UNB Launches Marine Additive Manufacturing Centre of Excellence

Dr. Mohsen Mohammadi, director of the Marine Additive Manufacturing Centre of Excellence and master’s student Carter Baxter examine a 3D printed metal component. Image: Rob Blanchard Photo UNB

FREDERICTON– On Tuesday the University of New Brunswick launched Canada’s first research centre for 3D metal printing for the marine and defence industries.

The  Marine Additive Manufacturing Centre of Excellence  will combine research, commercialization and workforce development and training.  This centre is the result of a partnership between the University of New Brunswick, Custom Fabricators and Machinists (CFM), and community colleges in New Brunswick and Nova Scotia.

The centre will be the first in Canada to use 3D metal printing for manufacturing certified, custom parts for the marine sector. Its mission is to ensure the adoption of this technology in the marine sector by developing new methods, procedures, and effective training programs.

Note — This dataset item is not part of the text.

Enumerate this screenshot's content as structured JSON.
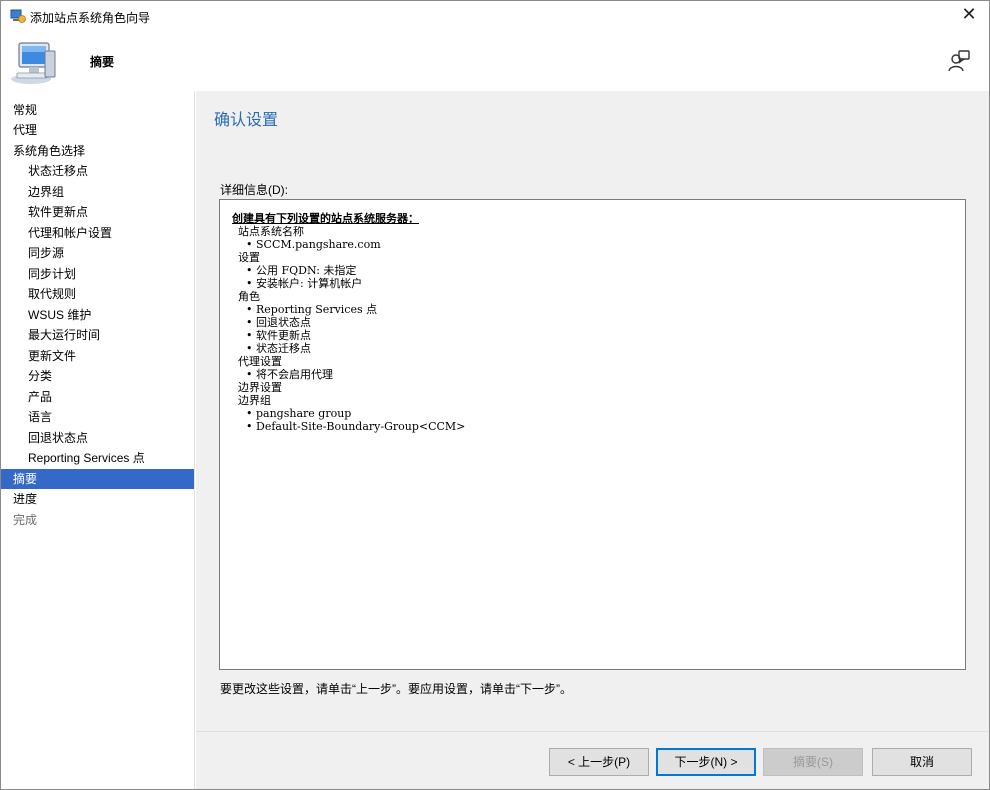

Dr. Mohsen Mohammadi, director of the Marine Additive Manufacturing Centre of Excellence and assistant professor of mechanical engineering at UNB, will lead the research and development component of the centre, with CFM partnering on commercialization. The New Brunswick Community College, Collège Communautaire du Nouveau-Brunswick and the Nova Scotia Community College will lead workforce development and training.

“We’re seeing more and more people show interest in coming to New Brunswick to be part of what we’re doing.  This is the first centre of its kind in Canada and we are doing it right here in New Brunswick,” said Mohammadi. “Our technology is greener and more efficient than conventional methods and will create high value jobs here in Atlantic Canada.”

The multi-million-dollar centre is currently funded by Lockheed Martin Aeronautics and Irving Shipbuilding Inc. Lockheed Martin Aeronautics’ $2.7-million contribution is a part of its industrial and regional benefits obligation to the federal government for its contract for the CP-140 Aurora Structural Life Extension Project.

“We are very pleased to see our Industrial Technology Benefit supporting the creation of the University of New Brunswick’s Marine Additive Manufacturing Centre of Excellence. Innovations such as 3D metal printing are the way of the future and Lockheed Martin is always looking at methods to increase our efficiency and effectiveness in the field of advanced manufacturing,” said Charles Bouchard, CEO of Lockheed Martin Canada, in a release.

Irving Shipbuilding’s $750,000 investment is a part of its Value Proposition commitments under the National Shipbuilding Strategy (NSS).

“As the commercialization partner, CFM is pleased to be hosting the 3D printing equipment at our facility, and we look forward to working with the community colleges to provide a hands-on classroom to train the next generation of skilled machinists and fabricators,” said David Saucy, vice-president construction and equipment division of J.D. Irving, Limited, in a release.

“We also look forward to working closely with Dr. Mohammadi and his team as we integrate this new technology into our existing global customer base as well as developing new markets in the growing marine manufacturing sector.”

The university says nearly $5-million centre is expected to triple its funding in the coming year with other partners coming on board.